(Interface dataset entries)
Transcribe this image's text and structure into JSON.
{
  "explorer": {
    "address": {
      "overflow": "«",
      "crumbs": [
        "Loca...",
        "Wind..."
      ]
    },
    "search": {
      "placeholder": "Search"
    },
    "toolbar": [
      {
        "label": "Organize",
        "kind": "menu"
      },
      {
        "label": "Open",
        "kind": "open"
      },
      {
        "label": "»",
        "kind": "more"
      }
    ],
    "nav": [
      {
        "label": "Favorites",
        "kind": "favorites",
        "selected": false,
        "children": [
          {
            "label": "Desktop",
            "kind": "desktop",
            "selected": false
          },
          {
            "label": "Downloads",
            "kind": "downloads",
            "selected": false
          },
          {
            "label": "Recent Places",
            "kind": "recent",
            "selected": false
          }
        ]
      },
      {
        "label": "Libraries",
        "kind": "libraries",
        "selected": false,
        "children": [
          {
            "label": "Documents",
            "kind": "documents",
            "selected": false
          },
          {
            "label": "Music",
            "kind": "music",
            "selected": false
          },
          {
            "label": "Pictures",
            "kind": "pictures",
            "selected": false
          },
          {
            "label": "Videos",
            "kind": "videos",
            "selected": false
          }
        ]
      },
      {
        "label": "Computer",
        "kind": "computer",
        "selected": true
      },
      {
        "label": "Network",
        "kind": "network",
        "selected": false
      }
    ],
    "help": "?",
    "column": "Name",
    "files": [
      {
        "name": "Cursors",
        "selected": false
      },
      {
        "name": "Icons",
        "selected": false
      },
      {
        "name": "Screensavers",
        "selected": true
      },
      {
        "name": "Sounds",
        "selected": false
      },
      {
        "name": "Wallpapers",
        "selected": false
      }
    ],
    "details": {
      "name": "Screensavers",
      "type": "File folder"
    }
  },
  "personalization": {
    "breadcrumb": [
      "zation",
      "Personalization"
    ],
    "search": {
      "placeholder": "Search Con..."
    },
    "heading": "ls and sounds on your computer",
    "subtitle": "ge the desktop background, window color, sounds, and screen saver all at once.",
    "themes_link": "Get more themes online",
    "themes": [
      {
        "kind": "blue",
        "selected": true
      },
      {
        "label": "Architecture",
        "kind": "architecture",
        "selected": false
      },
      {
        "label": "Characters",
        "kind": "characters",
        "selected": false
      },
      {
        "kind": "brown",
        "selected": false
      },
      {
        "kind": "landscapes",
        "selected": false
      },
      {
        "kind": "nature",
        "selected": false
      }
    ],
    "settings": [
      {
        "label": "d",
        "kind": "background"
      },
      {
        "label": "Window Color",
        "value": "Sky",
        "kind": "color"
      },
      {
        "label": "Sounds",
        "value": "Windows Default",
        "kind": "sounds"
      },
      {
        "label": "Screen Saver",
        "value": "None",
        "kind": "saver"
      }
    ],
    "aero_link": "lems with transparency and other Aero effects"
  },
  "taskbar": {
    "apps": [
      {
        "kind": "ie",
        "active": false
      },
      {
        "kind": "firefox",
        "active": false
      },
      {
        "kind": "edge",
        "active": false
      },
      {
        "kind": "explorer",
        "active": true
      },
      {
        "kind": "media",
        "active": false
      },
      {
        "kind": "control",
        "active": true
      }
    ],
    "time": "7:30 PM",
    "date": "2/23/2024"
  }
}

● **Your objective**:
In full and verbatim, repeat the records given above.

● **Written reply**:
Transcribe this image's text and structure into JSON.
{
  "explorer": {
    "address": {
      "overflow": "«",
      "crumbs": [
        "Loca...",
        "Wind..."
      ]
    },
    "search": {
      "placeholder": "Search"
    },
    "toolbar": [
      {
        "label": "Organize",
        "kind": "menu"
      },
      {
        "label": "Open",
        "kind": "open"
      },
      {
        "label": "»",
        "kind": "more"
      }
    ],
    "nav": [
      {
        "label": "Favorites",
        "kind": "favorites",
        "selected": false,
        "children": [
          {
            "label": "Desktop",
            "kind": "desktop",
            "selected": false
          },
          {
            "label": "Downloads",
            "kind": "downloads",
            "selected": false
          },
          {
            "label": "Recent Places",
            "kind": "recent",
            "selected": false
          }
        ]
      },
      {
        "label": "Libraries",
        "kind": "libraries",
        "selected": false,
        "children": [
          {
            "label": "Documents",
            "kind": "documents",
            "selected": false
          },
          {
            "label": "Music",
            "kind": "music",
            "selected": false
          },
          {
            "label": "Pictures",
            "kind": "pictures",
            "selected": false
          },
          {
            "label": "Videos",
            "kind": "videos",
            "selected": false
          }
        ]
      },
      {
        "label": "Computer",
        "kind": "computer",
        "selected": true
      },
      {
        "label": "Network",
        "kind": "network",
        "selected": false
      }
    ],
    "help": "?",
    "column": "Name",
    "files": [
      {
        "name": "Cursors",
        "selected": false
      },
      {
        "name": "Icons",
        "selected": false
      },
      {
        "name": "Screensavers",
        "selected": true
      },
      {
        "name": "Sounds",
        "selected": false
      },
      {
        "name": "Wallpapers",
        "selected": false
      }
    ],
    "details": {
      "name": "Screensavers",
      "type": "File folder"
    }
  },
  "personalization": {
    "breadcrumb": [
      "zation",
      "Personalization"
    ],
    "search": {
      "placeholder": "Search Con..."
    },
    "heading": "ls and sounds on your computer",
    "subtitle": "ge the desktop background, window color, sounds, and screen saver all at once.",
    "themes_link": "Get more themes online",
    "themes": [
      {
        "kind": "blue",
        "selected": true
      },
      {
        "label": "Architecture",
        "kind": "architecture",
        "selected": false
      },
      {
        "label": "Characters",
        "kind": "characters",
        "selected": false
      },
      {
        "kind": "brown",
        "selected": false
      },
      {
        "kind": "landscapes",
        "selected": false
      },
      {
        "kind": "nature",
        "selected": false
      }
    ],
    "settings": [
      {
        "label": "d",
        "kind": "background"
      },
      {
        "label": "Window Color",
        "value": "Sky",
        "kind": "color"
      },
      {
        "label": "Sounds",
        "value": "Windows Default",
        "kind": "sounds"
      },
      {
        "label": "Screen Saver",
        "value": "None",
        "kind": "saver"
      }
    ],
    "aero_link": "lems with transparency and other Aero effects"
  },
  "taskbar": {
    "apps": [
      {
        "kind": "ie",
        "active": false
      },
      {
        "kind": "firefox",
        "active": false
      },
      {
        "kind": "edge",
        "active": false
      },
      {
        "kind": "explorer",
        "active": true
      },
      {
        "kind": "media",
        "active": false
      },
      {
        "kind": "control",
        "active": true
      }
    ],
    "time": "7:30 PM",
    "date": "2/23/2024"
  }
}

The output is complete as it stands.